YOUR GOAL
Please state how many lines in the records that follow include "filter", with no other output.

(Dataset rows for apps and sites)
====================

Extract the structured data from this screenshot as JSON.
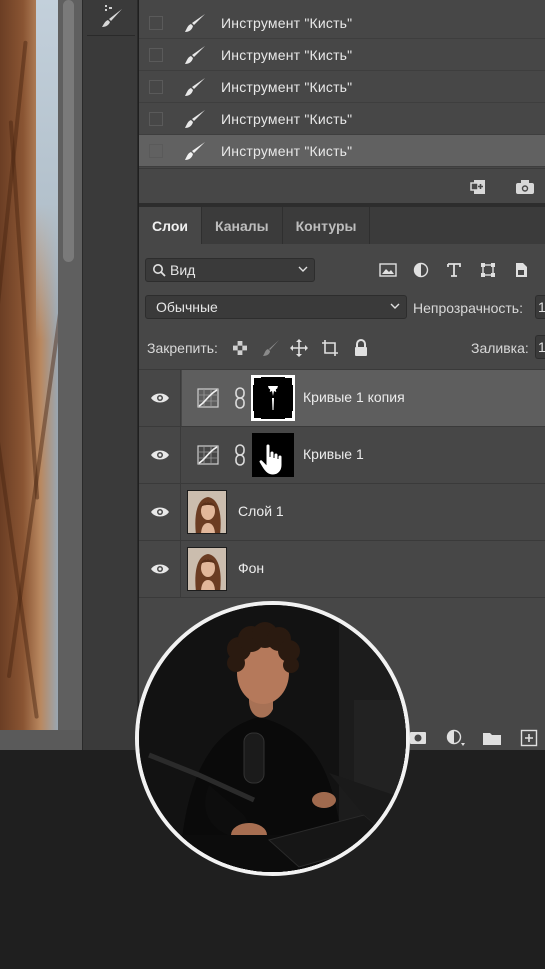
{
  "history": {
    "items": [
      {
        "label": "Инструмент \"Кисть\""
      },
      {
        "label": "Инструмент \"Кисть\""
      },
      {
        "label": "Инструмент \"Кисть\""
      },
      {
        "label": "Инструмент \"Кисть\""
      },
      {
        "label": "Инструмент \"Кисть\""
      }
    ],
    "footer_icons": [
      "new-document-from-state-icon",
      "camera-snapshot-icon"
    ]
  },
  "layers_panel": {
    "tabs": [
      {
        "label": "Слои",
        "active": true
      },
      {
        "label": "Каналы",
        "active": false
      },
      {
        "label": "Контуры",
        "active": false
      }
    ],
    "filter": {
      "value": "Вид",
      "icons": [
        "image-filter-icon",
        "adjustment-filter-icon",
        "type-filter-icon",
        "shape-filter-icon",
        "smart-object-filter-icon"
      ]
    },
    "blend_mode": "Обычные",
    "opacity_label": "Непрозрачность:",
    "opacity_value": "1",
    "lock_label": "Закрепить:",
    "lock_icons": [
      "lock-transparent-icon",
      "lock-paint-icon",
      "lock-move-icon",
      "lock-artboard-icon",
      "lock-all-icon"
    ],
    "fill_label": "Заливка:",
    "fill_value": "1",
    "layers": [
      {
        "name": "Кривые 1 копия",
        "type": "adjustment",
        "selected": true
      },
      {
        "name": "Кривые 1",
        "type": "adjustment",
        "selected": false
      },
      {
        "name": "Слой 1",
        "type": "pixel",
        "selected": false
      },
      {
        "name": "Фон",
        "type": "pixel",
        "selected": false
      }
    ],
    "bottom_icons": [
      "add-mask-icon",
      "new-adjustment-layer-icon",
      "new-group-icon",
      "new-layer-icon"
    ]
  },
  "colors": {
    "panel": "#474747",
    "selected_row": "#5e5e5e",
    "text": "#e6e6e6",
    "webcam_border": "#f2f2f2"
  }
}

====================

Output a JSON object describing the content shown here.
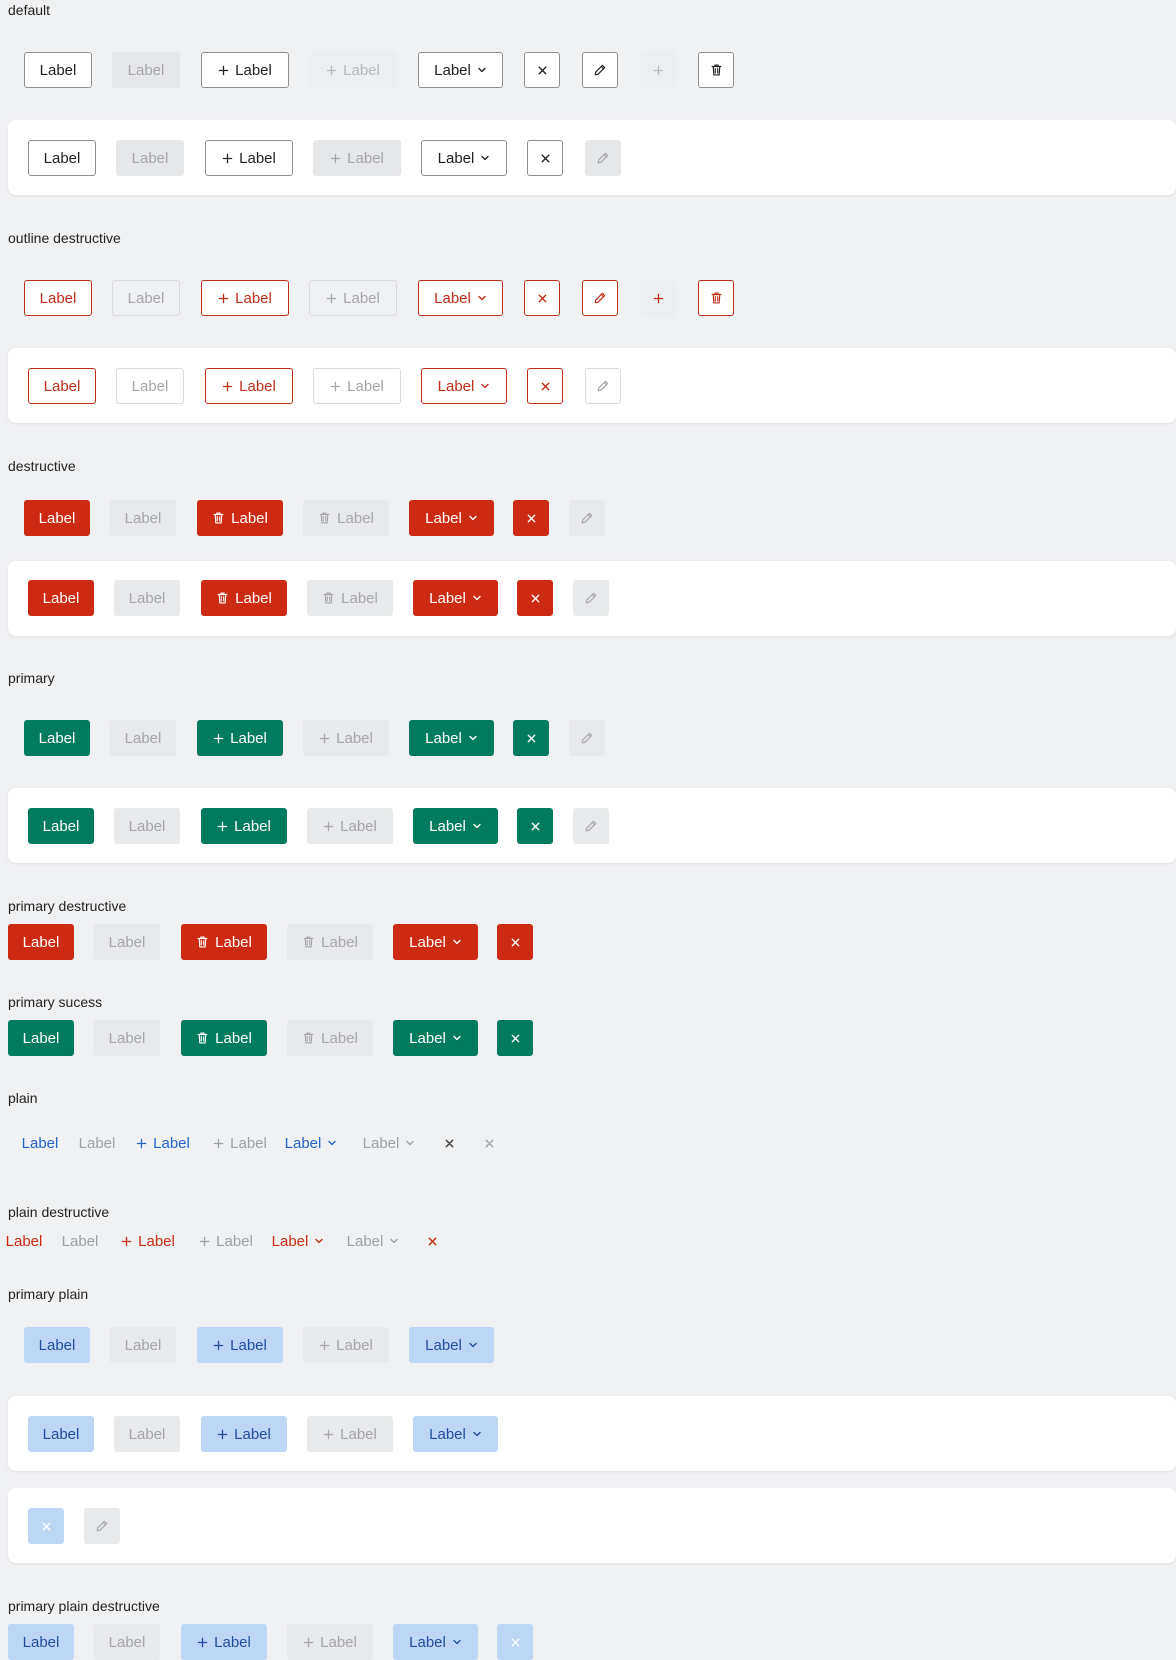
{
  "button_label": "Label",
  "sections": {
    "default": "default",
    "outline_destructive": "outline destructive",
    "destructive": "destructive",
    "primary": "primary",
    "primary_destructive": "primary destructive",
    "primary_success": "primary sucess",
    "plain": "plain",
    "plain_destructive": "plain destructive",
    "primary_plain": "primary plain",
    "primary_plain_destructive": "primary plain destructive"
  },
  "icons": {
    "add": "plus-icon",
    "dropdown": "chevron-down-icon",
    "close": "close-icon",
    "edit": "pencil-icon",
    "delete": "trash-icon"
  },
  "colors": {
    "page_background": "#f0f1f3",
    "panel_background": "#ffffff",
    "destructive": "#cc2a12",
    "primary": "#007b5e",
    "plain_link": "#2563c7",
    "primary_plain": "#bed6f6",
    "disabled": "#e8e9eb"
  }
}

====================

RESPONSE AREA
6